On the 25th of April, 2017, our Association organized a very special panel discussion at Corvinus University of Budapest, and the topic was the presentation of the achieved results, the past and future, and the recent structure and function of the Visegrad Group, which were connected by our lecturers to the main challenges of the European Union and to the current problems and issues in international politics.
In order to discuss these questions we had invited some experts, thus we could greet three ambassadors accredited to Hungary among our guest lecturers: Rastislav Kacer represented the Slovak, Jerzy Snopek represented the Polish, and Juraj Chmiel represented the Czech opinion, while also Szabolcs Takács, the Hungarian Secretary of European Union affairs also took part in the program. All of them gave a very complex and detailed presentation to the guests. During the event, there were many topics related to different policies and areas, which were discussed in 15-minute terms. After the panel discussion, the audience also had an opportunity to ask some questions from the ambassadors.
Firstly, the lecturers had to summarize and rate the work and achievements of the Visegrad countries, and the experts themselves, as a matter of fact, mentioned very different aspects and perspectives: they spoke about the history of the Cooperation, about the circumstances and the background of the formation, about the identity-making effects of the organization, about the common historical experiences, and about the similar cultural, economic and social characteristics of the Visegrad countries, which had a great role in connecting the member states.
An idea about establishing different regional organisations within the Visegrad Group has also occurred, in order to further strengthen and stabilise the integration, since the V4 countries define the economic and fiscal policies of the Central-European region. The lecturers have also talked about the importance of being open-minded towards the different new ideas, and the positive attitude connected with the respect of pluralism is also a necessary requirement to harmonise the individual interests, whether we examine the Visegrad group or the EU.
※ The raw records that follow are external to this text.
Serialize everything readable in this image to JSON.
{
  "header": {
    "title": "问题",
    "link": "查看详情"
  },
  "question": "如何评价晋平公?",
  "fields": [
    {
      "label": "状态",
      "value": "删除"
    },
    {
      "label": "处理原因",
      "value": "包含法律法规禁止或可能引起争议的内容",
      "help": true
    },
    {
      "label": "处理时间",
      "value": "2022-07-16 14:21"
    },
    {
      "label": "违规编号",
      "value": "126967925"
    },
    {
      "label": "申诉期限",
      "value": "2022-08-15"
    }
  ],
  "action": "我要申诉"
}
The next question was about the short-term future of the region, and about the possible reforms of the cooperation, like changing the structure and the institutional system of the organisation. The experts talked about local and EU-related problems too and mentioned some alternatives to solve them. The majority of the lecturers had a quite similar opinion because they said that currently, it is not necessary to introduce more complex and serious reforms. The recent structure of the organisation is very flexible for all the member states of the Visegrad Cooperation.
The lecturers did not forget to speak about the non-European foreign relations of the V4, but they had an opinion that the members are responsible for their own region in the first place. The Polish delegate talked about the question of common values too, and he said that faith, mutual confidence, and the sense to make compromises are very important principles, but according to his experience, it is a huge problem that these values occur only in slogans rather than in practice. All of the experts had a consensus that some parts of the individual goals and interests must be sacrificed in order to realise the common priorities.
The final questions were about the possible changes of the security sector, the idea of creating a European Defence Community, and about what kind of scenarios could appear in connection with the recent problems of the EU. The dilemma of a multispeed Europe was mentioned through some examples like Schengen or the Eurozone, which behave as little integrations inside the Union. The general opinion about the EU was that it is a story of success, and it has an obvious role by holding the peace and stability in Europe. Of course, problems can sometimes occur, that is why it needs some changes, for example in the bureaucratic system. Other relevant and actual questions were discussed as well, like the possibility of a common European Army, the refugee crisis, the war in Eastern-Ukraine, the terrorism, the sanctions towards the Russian Federation and the relations of Eastern-Central-Europe to the West and to the East.
In the end of the discussion, the lecturers answered a few questions from the audience, which were connected to the diplomatic and economic relations of the Visegrad Group, and to the possible frictions and conflicts inside the organisation.
Taking everything into consideration, it is very important to have a general view of the challenges which the V4 must cope with in the future.